Try it: Each line in the entries that has the word "legend" has to be copied.

Entries shown:
------------------------------------

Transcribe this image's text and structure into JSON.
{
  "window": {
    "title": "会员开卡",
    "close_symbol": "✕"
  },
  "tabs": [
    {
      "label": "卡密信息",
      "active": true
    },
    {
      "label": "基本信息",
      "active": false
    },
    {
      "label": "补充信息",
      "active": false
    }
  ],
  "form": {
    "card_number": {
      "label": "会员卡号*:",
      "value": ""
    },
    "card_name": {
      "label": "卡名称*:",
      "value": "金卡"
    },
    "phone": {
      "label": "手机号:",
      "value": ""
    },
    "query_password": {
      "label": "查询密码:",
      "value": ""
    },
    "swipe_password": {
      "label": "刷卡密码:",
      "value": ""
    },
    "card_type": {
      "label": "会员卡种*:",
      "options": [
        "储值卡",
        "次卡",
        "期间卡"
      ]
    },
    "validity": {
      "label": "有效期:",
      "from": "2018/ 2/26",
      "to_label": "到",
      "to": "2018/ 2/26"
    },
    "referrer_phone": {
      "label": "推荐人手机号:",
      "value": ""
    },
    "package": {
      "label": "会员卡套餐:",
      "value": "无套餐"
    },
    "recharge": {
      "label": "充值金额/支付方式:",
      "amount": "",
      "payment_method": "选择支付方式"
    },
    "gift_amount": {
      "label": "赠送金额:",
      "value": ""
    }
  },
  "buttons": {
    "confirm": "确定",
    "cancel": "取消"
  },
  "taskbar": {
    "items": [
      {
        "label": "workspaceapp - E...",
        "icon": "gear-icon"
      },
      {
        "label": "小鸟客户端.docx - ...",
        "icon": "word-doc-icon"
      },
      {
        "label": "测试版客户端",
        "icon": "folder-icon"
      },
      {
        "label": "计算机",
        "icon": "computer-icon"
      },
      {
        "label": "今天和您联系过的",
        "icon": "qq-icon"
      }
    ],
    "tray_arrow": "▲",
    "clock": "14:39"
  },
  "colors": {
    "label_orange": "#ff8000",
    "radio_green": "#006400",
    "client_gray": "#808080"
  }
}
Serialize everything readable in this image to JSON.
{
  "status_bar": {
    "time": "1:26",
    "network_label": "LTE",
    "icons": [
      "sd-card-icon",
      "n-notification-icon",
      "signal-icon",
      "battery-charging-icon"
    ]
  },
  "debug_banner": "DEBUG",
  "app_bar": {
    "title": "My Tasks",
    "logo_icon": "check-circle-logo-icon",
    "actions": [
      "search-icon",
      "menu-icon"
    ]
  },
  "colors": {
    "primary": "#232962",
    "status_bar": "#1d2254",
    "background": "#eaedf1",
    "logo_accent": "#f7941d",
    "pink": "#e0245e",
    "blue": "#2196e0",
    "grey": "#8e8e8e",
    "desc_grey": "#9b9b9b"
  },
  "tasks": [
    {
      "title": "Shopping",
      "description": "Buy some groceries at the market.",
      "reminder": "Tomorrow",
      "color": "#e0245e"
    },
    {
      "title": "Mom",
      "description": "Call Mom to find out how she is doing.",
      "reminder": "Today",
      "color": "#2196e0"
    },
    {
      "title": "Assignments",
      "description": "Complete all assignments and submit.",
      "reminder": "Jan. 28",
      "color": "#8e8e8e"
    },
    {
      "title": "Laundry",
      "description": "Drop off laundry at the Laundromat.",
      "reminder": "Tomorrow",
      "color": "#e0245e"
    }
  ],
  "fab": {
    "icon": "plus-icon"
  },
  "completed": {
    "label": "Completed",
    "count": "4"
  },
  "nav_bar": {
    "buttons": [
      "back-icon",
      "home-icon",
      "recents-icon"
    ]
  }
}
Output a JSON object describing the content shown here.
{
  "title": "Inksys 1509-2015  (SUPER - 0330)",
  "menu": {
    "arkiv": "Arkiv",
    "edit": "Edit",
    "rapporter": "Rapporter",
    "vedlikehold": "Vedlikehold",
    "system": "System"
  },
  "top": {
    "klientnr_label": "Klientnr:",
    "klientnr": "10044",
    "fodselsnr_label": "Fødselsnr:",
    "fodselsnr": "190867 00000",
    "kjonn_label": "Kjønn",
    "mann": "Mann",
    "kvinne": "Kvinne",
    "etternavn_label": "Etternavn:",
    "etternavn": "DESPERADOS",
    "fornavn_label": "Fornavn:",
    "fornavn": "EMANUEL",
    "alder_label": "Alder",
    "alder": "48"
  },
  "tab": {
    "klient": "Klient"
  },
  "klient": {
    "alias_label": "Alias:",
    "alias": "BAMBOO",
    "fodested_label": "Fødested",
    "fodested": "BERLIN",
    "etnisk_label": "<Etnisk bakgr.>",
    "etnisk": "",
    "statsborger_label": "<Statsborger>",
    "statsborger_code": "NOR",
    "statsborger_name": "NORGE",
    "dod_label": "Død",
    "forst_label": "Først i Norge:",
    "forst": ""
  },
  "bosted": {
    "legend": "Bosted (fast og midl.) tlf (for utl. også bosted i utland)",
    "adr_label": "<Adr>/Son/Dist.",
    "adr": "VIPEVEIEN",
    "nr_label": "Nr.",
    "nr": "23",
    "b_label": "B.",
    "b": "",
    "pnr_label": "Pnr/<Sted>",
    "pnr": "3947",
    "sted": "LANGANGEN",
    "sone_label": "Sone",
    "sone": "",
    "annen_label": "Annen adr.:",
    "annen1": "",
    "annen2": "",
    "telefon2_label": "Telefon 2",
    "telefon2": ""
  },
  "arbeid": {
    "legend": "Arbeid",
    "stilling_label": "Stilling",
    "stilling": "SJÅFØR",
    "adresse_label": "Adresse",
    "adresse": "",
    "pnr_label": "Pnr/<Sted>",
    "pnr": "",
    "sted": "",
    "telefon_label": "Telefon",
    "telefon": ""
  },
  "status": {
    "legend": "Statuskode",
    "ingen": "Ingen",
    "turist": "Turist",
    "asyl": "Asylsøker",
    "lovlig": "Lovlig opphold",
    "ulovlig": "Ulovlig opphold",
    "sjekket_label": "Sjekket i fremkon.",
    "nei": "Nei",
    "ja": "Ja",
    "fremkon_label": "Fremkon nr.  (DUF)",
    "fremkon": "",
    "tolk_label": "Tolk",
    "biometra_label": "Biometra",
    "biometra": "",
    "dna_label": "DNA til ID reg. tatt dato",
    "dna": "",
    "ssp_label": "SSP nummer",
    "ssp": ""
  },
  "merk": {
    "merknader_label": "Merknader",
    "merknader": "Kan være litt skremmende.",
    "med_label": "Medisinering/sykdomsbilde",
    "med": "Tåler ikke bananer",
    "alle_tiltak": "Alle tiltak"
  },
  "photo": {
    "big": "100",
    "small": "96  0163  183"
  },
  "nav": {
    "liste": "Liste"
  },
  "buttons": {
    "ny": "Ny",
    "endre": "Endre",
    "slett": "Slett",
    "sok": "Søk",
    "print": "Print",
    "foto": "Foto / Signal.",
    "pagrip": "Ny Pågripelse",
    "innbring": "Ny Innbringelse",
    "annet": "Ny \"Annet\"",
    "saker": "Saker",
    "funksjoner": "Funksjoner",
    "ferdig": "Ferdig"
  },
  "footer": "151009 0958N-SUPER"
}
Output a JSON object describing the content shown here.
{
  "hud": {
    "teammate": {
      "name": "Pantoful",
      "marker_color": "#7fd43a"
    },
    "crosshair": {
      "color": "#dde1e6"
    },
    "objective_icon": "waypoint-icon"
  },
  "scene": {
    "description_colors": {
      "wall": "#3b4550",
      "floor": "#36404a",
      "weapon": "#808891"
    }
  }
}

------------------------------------

Response to the exercise:
    "legend": "Bosted (fast og midl.) tlf (for utl. også bosted i utland)",
    "legend": "Arbeid",
    "legend": "Statuskode",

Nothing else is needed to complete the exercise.